▸ WHAT TO WORK ON: Write out the whole listing exactly as it is written below.

───── DATA EXCERPTS ─────

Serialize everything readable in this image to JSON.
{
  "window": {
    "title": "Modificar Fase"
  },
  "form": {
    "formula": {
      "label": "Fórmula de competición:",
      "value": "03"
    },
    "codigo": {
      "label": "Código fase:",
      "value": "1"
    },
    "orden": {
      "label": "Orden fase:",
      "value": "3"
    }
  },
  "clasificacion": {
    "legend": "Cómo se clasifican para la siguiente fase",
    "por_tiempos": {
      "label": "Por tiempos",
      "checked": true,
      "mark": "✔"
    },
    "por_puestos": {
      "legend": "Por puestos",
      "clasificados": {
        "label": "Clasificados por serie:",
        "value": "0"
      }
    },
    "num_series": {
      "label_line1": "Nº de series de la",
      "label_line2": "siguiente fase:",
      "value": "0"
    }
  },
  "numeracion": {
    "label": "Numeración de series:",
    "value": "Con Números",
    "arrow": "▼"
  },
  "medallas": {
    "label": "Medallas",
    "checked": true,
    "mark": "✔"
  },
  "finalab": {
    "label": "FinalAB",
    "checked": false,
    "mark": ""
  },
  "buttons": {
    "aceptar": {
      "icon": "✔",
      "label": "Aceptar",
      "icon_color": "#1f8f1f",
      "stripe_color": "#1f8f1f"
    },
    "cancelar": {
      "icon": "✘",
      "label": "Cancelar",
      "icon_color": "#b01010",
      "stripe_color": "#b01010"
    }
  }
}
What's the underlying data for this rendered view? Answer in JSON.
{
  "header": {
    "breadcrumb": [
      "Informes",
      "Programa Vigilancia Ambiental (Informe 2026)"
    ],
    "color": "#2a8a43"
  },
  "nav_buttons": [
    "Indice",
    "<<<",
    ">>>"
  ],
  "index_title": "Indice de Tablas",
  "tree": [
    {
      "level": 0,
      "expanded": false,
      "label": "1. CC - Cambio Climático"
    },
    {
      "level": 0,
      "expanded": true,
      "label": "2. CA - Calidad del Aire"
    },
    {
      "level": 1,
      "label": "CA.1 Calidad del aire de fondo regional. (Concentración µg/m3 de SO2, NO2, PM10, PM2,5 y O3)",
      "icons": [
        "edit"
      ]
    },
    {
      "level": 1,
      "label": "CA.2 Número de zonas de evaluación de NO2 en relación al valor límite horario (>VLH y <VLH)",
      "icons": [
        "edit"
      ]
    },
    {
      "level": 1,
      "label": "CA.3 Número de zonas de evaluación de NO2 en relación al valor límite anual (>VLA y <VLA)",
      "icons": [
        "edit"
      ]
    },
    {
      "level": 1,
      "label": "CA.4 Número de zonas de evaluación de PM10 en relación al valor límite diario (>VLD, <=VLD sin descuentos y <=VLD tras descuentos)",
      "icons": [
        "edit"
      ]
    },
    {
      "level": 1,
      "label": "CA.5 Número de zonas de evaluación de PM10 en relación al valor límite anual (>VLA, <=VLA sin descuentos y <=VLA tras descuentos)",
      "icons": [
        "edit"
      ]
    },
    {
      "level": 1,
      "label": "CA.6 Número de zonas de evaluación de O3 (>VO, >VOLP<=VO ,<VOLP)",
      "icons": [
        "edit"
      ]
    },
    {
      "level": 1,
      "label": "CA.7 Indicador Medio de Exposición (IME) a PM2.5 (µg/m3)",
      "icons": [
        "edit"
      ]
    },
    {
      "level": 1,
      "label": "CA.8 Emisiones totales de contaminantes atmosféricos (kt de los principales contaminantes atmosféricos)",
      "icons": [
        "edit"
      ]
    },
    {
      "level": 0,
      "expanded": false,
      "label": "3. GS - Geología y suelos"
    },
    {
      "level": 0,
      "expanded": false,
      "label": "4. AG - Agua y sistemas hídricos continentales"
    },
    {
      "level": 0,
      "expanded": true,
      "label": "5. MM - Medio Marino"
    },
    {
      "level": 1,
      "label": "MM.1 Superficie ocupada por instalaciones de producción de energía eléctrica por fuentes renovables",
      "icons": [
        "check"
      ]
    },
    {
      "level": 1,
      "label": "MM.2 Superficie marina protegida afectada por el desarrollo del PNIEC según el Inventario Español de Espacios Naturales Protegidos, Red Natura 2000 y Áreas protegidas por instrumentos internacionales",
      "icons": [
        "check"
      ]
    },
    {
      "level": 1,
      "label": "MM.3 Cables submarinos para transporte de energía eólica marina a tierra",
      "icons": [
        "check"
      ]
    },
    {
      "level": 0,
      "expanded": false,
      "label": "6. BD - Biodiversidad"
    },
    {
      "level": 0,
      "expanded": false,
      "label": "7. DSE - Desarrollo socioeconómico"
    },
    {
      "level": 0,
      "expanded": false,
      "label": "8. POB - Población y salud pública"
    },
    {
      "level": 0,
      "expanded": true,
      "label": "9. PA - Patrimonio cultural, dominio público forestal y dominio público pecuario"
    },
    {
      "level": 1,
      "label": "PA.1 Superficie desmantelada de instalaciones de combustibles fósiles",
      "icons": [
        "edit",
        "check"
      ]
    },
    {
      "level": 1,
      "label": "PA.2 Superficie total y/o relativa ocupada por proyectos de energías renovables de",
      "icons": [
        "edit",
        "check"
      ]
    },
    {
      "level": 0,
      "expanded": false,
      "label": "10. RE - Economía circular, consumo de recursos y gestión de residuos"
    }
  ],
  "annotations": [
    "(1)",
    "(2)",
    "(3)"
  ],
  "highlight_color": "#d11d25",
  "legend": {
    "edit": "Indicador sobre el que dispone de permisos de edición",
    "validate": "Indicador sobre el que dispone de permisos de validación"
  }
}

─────

▸ SOLUTION:
Serialize everything readable in this image to JSON.
{
  "window": {
    "title": "Modificar Fase"
  },
  "form": {
    "formula": {
      "label": "Fórmula de competición:",
      "value": "03"
    },
    "codigo": {
      "label": "Código fase:",
      "value": "1"
    },
    "orden": {
      "label": "Orden fase:",
      "value": "3"
    }
  },
  "clasificacion": {
    "legend": "Cómo se clasifican para la siguiente fase",
    "por_tiempos": {
      "label": "Por tiempos",
      "checked": true,
      "mark": "✔"
    },
    "por_puestos": {
      "legend": "Por puestos",
      "clasificados": {
        "label": "Clasificados por serie:",
        "value": "0"
      }
    },
    "num_series": {
      "label_line1": "Nº de series de la",
      "label_line2": "siguiente fase:",
      "value": "0"
    }
  },
  "numeracion": {
    "label": "Numeración de series:",
    "value": "Con Números",
    "arrow": "▼"
  },
  "medallas": {
    "label": "Medallas",
    "checked": true,
    "mark": "✔"
  },
  "finalab": {
    "label": "FinalAB",
    "checked": false,
    "mark": ""
  },
  "buttons": {
    "aceptar": {
      "icon": "✔",
      "label": "Aceptar",
      "icon_color": "#1f8f1f",
      "stripe_color": "#1f8f1f"
    },
    "cancelar": {
      "icon": "✘",
      "label": "Cancelar",
      "icon_color": "#b01010",
      "stripe_color": "#b01010"
    }
  }
}
What's the underlying data for this rendered view? Answer in JSON.
{
  "header": {
    "breadcrumb": [
      "Informes",
      "Programa Vigilancia Ambiental (Informe 2026)"
    ],
    "color": "#2a8a43"
  },
  "nav_buttons": [
    "Indice",
    "<<<",
    ">>>"
  ],
  "index_title": "Indice de Tablas",
  "tree": [
    {
      "level": 0,
      "expanded": false,
      "label": "1. CC - Cambio Climático"
    },
    {
      "level": 0,
      "expanded": true,
      "label": "2. CA - Calidad del Aire"
    },
    {
      "level": 1,
      "label": "CA.1 Calidad del aire de fondo regional. (Concentración µg/m3 de SO2, NO2, PM10, PM2,5 y O3)",
      "icons": [
        "edit"
      ]
    },
    {
      "level": 1,
      "label": "CA.2 Número de zonas de evaluación de NO2 en relación al valor límite horario (>VLH y <VLH)",
      "icons": [
        "edit"
      ]
    },
    {
      "level": 1,
      "label": "CA.3 Número de zonas de evaluación de NO2 en relación al valor límite anual (>VLA y <VLA)",
      "icons": [
        "edit"
      ]
    },
    {
      "level": 1,
      "label": "CA.4 Número de zonas de evaluación de PM10 en relación al valor límite diario (>VLD, <=VLD sin descuentos y <=VLD tras descuentos)",
      "icons": [
        "edit"
      ]
    },
    {
      "level": 1,
      "label": "CA.5 Número de zonas de evaluación de PM10 en relación al valor límite anual (>VLA, <=VLA sin descuentos y <=VLA tras descuentos)",
      "icons": [
        "edit"
      ]
    },
    {
      "level": 1,
      "label": "CA.6 Número de zonas de evaluación de O3 (>VO, >VOLP<=VO ,<VOLP)",
      "icons": [
        "edit"
      ]
    },
    {
      "level": 1,
      "label": "CA.7 Indicador Medio de Exposición (IME) a PM2.5 (µg/m3)",
      "icons": [
        "edit"
      ]
    },
    {
      "level": 1,
      "label": "CA.8 Emisiones totales de contaminantes atmosféricos (kt de los principales contaminantes atmosféricos)",
      "icons": [
        "edit"
      ]
    },
    {
      "level": 0,
      "expanded": false,
      "label": "3. GS - Geología y suelos"
    },
    {
      "level": 0,
      "expanded": false,
      "label": "4. AG - Agua y sistemas hídricos continentales"
    },
    {
      "level": 0,
      "expanded": true,
      "label": "5. MM - Medio Marino"
    },
    {
      "level": 1,
      "label": "MM.1 Superficie ocupada por instalaciones de producción de energía eléctrica por fuentes renovables",
      "icons": [
        "check"
      ]
    },
    {
      "level": 1,
      "label": "MM.2 Superficie marina protegida afectada por el desarrollo del PNIEC según el Inventario Español de Espacios Naturales Protegidos, Red Natura 2000 y Áreas protegidas por instrumentos internacionales",
      "icons": [
        "check"
      ]
    },
    {
      "level": 1,
      "label": "MM.3 Cables submarinos para transporte de energía eólica marina a tierra",
      "icons": [
        "check"
      ]
    },
    {
      "level": 0,
      "expanded": false,
      "label": "6. BD - Biodiversidad"
    },
    {
      "level": 0,
      "expanded": false,
      "label": "7. DSE - Desarrollo socioeconómico"
    },
    {
      "level": 0,
      "expanded": false,
      "label": "8. POB - Población y salud pública"
    },
    {
      "level": 0,
      "expanded": true,
      "label": "9. PA - Patrimonio cultural, dominio público forestal y dominio público pecuario"
    },
    {
      "level": 1,
      "label": "PA.1 Superficie desmantelada de instalaciones de combustibles fósiles",
      "icons": [
        "edit",
        "check"
      ]
    },
    {
      "level": 1,
      "label": "PA.2 Superficie total y/o relativa ocupada por proyectos de energías renovables de",
      "icons": [
        "edit",
        "check"
      ]
    },
    {
      "level": 0,
      "expanded": false,
      "label": "10. RE - Economía circular, consumo de recursos y gestión de residuos"
    }
  ],
  "annotations": [
    "(1)",
    "(2)",
    "(3)"
  ],
  "highlight_color": "#d11d25",
  "legend": {
    "edit": "Indicador sobre el que dispone de permisos de edición",
    "validate": "Indicador sobre el que dispone de permisos de validación"
  }
}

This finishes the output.